That old clichÃ© about the Southwestâ€”â€œItâ€™s hot, but itâ€™s a dry heatâ€â€”is so firmly rooted in Arizona that when itâ€™s muggy outside, locals are wont to demand an explanation. In Phoenix, they have been known to blame artificial lakes and swimming pools for unwanted humidity.
â€œLike folk wisdom everywhere, this line of reasoning is widely accepted as true because the evidence seems overwhelming,â€ the Arizona Republic wrote in 1985. â€œIn short, so the theory goes, excessive use of water has ruined the quality of desert living.â€
The idea is more than a little paradoxical. Pools and lakes are supposed to offer some relief from summer heat. Could they actually be making Phoenix more miserable? Itâ€™s an apt question during the cityâ€™s hottest summer on record. Just on Friday, the mercury there soared to 117, tying the highest temperature on record in August.

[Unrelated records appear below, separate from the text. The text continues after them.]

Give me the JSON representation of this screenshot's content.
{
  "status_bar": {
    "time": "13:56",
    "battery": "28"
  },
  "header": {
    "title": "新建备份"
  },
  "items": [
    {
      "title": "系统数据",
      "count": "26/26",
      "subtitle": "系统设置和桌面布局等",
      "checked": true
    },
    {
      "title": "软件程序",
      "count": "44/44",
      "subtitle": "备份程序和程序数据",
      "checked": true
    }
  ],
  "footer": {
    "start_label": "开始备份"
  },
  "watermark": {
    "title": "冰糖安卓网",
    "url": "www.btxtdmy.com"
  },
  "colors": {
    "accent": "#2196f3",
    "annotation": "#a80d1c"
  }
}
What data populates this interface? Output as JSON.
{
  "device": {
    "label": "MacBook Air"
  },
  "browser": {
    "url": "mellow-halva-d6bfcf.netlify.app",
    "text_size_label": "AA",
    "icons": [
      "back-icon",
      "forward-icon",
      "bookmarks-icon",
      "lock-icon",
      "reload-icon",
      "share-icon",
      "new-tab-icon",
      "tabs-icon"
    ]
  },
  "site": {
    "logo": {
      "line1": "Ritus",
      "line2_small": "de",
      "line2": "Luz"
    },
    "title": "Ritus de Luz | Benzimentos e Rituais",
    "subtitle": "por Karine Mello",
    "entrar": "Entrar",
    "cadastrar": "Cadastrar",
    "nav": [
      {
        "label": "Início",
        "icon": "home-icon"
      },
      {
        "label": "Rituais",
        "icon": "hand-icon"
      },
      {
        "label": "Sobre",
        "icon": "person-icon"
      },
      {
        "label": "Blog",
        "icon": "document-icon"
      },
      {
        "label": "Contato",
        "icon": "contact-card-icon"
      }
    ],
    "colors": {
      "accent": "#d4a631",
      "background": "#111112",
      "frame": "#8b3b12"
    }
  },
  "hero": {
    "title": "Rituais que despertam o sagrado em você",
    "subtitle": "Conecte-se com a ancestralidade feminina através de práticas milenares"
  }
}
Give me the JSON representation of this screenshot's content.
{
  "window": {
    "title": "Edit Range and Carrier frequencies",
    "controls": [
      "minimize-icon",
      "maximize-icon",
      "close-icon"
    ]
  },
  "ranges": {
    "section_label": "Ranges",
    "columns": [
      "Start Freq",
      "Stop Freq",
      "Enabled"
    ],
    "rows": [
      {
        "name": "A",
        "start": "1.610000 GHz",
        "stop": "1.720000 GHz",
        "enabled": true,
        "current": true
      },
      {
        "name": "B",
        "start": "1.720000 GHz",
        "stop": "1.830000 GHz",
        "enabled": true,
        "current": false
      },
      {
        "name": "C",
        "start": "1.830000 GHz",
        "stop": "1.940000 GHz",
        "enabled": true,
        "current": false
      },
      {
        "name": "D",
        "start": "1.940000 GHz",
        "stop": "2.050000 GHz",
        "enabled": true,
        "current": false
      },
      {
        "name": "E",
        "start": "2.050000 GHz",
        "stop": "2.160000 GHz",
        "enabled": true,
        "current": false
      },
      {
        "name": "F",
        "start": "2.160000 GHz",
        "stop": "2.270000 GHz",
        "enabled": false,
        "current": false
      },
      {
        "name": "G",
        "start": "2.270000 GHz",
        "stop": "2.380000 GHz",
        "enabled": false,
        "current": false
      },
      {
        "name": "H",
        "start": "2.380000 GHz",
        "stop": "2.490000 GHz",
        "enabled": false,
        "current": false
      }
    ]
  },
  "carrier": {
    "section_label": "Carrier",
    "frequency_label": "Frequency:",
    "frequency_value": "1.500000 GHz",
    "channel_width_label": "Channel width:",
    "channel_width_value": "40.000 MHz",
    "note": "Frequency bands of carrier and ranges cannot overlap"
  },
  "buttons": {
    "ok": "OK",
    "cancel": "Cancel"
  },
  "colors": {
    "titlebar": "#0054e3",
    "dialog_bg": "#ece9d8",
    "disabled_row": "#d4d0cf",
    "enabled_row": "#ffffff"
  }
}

For decades, scientists have investigated how land-use affects Phoenixâ€™s blistering desert climate.
In the 1980s, scientists at Arizona State University looked into the matter, charting measures of humidity over time. If pools were changing the airâ€™s moisture content, the city should have grown more humid as it developed. But their analysis found that humidity hadnâ€™t actually risen at all.
â€œMany residents thought atmospheric moisture was increasing due to the increase in golf courses, man-made lakes, and swimming pools,â€ Sandra Wardwell, lead author of the 1986 analysis, said in an email. But that idea was wrong, she said. If anything, absolute humidity had actually declined.Read The Washington Post
Swimming pools are supposed to offer relief. Do they actually make the air more humid?